## Task prompt
Filter this material down to the lines that hold "myId", copying each one.

## Given records
....

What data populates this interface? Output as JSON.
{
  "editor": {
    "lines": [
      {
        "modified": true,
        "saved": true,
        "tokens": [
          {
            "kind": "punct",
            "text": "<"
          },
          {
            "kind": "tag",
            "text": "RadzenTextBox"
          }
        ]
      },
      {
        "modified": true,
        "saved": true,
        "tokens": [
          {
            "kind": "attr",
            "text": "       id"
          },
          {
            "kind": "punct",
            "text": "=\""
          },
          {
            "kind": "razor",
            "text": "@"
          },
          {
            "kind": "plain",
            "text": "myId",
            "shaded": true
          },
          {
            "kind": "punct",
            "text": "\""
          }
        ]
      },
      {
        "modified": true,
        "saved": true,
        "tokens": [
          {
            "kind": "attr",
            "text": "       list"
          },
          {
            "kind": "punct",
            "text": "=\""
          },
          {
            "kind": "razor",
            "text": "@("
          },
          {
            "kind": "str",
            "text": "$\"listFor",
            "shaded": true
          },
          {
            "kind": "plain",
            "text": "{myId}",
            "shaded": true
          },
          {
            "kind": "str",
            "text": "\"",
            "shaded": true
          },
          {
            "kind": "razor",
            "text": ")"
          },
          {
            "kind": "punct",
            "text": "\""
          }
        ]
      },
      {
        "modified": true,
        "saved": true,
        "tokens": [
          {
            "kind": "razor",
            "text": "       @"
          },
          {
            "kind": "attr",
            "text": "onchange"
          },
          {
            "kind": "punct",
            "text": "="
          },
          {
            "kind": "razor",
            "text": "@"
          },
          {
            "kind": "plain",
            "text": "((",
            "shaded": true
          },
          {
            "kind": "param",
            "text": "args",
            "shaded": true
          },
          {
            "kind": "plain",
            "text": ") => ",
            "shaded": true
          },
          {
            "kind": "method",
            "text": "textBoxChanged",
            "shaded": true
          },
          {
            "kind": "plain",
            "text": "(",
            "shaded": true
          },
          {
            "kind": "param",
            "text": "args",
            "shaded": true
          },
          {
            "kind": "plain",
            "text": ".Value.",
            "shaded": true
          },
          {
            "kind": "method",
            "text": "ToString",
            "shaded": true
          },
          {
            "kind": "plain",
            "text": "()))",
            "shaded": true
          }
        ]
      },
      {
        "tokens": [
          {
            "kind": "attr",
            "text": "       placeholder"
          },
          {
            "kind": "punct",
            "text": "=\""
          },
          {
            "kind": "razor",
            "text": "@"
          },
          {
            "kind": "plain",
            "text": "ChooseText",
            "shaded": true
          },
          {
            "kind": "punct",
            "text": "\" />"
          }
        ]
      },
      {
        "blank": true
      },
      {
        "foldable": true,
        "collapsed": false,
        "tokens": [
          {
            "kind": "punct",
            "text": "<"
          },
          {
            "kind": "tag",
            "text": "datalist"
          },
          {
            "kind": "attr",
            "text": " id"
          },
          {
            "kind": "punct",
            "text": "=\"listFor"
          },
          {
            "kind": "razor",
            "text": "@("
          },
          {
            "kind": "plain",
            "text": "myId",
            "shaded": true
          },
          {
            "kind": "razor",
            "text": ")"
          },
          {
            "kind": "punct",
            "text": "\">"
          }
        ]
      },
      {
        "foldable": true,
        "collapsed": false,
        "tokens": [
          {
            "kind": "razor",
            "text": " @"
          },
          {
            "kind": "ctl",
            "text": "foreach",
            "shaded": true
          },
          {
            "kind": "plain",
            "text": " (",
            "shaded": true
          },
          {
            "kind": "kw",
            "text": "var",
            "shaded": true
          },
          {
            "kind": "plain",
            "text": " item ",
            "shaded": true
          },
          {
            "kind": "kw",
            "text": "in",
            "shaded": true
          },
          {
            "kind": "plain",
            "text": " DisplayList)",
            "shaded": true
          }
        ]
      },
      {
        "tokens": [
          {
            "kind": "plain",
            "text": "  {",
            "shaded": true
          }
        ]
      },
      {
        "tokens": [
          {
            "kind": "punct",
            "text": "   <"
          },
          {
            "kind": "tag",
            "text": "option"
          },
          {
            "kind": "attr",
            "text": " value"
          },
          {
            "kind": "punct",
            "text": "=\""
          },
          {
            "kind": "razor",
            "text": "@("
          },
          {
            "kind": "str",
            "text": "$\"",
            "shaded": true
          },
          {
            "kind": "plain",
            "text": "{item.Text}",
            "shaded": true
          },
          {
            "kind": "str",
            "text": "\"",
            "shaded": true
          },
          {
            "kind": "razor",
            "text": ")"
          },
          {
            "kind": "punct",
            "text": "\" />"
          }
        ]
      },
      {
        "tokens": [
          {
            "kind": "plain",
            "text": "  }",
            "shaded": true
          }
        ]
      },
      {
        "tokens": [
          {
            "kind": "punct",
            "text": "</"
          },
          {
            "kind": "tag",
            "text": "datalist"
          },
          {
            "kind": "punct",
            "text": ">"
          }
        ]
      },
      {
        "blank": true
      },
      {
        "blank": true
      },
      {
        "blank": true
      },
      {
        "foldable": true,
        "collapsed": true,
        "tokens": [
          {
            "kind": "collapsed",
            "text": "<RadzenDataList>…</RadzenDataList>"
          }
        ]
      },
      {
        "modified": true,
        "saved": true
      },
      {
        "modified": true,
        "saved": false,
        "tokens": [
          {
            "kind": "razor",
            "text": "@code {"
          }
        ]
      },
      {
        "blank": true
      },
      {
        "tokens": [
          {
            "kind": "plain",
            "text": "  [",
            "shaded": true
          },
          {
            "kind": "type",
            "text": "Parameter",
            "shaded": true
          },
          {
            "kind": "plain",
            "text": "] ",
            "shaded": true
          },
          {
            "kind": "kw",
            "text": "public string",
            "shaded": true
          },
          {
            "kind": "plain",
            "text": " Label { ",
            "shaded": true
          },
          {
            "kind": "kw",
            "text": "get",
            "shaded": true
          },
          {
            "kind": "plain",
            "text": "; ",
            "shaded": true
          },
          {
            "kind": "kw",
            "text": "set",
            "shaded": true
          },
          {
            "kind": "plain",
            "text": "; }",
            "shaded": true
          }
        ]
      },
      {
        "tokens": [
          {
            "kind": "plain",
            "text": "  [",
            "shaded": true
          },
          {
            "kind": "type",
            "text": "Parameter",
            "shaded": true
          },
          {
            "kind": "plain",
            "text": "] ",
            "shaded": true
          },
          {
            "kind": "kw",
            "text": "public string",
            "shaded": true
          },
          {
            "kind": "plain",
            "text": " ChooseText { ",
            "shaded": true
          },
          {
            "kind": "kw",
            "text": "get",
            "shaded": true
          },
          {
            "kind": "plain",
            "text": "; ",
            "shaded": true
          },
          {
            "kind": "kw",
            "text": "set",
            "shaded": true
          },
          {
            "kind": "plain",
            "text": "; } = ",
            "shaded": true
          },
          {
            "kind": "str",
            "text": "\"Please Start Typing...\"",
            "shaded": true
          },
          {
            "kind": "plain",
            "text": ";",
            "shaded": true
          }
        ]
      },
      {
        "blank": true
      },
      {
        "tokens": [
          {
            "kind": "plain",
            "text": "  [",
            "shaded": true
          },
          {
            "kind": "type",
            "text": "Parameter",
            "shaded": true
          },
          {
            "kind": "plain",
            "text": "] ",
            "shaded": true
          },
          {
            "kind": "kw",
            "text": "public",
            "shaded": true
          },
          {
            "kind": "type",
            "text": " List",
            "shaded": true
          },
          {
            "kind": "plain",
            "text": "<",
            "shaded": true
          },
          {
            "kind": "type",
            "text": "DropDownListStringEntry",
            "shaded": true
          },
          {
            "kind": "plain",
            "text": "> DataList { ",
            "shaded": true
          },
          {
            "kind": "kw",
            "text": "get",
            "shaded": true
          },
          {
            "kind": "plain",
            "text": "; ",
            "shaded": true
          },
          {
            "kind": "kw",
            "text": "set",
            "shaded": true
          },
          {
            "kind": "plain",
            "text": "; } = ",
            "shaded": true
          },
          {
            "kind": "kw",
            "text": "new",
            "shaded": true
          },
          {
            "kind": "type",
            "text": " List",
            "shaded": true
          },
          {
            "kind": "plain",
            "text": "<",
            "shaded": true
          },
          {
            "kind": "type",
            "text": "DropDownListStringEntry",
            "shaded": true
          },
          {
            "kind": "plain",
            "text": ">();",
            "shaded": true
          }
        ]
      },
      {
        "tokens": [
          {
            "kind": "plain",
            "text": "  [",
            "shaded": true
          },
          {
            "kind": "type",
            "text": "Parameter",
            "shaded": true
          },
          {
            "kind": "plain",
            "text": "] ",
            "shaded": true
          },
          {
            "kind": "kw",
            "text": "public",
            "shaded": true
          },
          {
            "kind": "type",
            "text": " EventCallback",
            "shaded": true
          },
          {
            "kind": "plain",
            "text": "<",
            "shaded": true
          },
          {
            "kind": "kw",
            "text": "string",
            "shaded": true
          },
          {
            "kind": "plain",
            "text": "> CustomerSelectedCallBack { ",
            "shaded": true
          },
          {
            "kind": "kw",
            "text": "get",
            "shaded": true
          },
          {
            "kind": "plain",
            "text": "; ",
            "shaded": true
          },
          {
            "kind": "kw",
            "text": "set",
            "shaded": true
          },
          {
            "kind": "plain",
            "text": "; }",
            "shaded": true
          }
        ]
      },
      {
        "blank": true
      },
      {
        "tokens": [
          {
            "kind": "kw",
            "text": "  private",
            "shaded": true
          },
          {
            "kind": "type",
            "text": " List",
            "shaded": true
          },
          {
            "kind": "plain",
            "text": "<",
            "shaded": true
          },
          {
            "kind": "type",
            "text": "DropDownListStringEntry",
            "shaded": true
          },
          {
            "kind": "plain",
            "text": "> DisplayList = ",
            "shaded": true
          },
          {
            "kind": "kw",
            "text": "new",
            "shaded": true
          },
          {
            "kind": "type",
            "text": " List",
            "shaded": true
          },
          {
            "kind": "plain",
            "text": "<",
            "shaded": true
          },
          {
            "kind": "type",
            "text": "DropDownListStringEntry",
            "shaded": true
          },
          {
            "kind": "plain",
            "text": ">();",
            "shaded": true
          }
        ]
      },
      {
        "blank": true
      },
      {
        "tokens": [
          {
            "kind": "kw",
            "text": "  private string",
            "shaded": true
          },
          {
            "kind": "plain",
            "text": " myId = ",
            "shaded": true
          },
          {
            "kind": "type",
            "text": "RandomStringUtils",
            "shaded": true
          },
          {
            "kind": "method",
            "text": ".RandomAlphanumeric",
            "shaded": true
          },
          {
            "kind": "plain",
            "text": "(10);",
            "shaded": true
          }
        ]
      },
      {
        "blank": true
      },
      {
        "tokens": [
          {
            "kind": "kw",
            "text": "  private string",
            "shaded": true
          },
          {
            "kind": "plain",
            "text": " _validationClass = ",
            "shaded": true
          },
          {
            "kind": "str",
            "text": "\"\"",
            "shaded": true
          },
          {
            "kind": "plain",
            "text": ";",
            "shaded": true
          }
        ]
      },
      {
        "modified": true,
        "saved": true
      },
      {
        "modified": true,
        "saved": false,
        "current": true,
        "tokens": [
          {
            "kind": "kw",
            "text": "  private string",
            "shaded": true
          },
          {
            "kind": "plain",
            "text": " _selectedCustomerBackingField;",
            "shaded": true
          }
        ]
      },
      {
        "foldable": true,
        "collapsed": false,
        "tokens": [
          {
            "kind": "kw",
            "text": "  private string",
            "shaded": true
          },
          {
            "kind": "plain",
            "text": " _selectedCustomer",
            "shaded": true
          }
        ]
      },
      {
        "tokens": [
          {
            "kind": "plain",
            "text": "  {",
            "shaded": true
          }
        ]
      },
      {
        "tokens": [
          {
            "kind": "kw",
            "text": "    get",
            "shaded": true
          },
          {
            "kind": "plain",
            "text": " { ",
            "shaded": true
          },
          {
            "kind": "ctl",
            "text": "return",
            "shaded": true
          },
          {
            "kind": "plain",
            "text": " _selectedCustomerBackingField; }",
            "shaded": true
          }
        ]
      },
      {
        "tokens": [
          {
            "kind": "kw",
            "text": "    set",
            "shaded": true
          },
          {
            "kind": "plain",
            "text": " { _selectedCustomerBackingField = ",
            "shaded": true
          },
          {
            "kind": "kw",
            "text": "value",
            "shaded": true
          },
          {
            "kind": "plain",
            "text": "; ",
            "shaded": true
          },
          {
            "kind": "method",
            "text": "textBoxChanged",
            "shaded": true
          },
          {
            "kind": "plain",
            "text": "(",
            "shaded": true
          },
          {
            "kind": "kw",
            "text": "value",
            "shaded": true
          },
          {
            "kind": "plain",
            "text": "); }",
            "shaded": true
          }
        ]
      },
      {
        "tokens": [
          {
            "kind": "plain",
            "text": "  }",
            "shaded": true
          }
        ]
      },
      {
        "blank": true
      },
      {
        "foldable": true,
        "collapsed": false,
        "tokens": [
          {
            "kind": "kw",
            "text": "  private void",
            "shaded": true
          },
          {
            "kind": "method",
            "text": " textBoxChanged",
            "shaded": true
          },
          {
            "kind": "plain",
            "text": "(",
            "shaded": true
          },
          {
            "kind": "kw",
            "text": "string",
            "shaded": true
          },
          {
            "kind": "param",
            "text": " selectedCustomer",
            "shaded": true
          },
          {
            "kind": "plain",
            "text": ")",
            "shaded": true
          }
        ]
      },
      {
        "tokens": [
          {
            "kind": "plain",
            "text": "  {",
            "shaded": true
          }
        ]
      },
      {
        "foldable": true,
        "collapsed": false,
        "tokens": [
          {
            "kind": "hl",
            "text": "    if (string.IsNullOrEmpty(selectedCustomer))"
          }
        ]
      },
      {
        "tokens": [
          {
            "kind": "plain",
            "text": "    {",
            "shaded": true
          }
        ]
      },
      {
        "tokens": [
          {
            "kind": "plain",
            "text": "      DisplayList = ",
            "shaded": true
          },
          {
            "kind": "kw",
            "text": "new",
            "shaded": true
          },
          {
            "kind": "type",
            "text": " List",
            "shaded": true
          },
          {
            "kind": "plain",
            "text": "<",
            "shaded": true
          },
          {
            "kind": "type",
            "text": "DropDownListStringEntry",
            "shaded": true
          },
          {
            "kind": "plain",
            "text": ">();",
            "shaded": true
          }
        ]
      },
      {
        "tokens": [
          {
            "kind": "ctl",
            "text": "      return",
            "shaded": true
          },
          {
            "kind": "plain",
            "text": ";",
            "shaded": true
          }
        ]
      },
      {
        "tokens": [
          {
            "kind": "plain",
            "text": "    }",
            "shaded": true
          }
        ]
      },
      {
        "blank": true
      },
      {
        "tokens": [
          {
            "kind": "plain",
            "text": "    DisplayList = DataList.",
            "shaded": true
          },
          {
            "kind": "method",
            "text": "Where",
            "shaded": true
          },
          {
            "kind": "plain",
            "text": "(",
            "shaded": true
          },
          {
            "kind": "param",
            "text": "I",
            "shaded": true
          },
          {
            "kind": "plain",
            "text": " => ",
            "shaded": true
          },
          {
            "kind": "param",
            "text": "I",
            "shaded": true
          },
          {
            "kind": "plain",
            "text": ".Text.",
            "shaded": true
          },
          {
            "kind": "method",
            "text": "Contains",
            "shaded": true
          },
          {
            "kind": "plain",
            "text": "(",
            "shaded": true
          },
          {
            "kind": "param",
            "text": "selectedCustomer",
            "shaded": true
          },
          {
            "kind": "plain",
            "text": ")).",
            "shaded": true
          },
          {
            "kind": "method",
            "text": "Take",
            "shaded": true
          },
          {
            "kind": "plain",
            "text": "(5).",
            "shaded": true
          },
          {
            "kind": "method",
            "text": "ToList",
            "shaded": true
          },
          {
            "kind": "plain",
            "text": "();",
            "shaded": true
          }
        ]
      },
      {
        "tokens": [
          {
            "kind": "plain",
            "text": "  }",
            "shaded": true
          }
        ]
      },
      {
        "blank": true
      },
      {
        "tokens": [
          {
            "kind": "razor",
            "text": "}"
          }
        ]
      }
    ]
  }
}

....

## Task answer
            "text": "myId",
            "text": "{myId}",
            "text": "myId",
            "text": " myId = ",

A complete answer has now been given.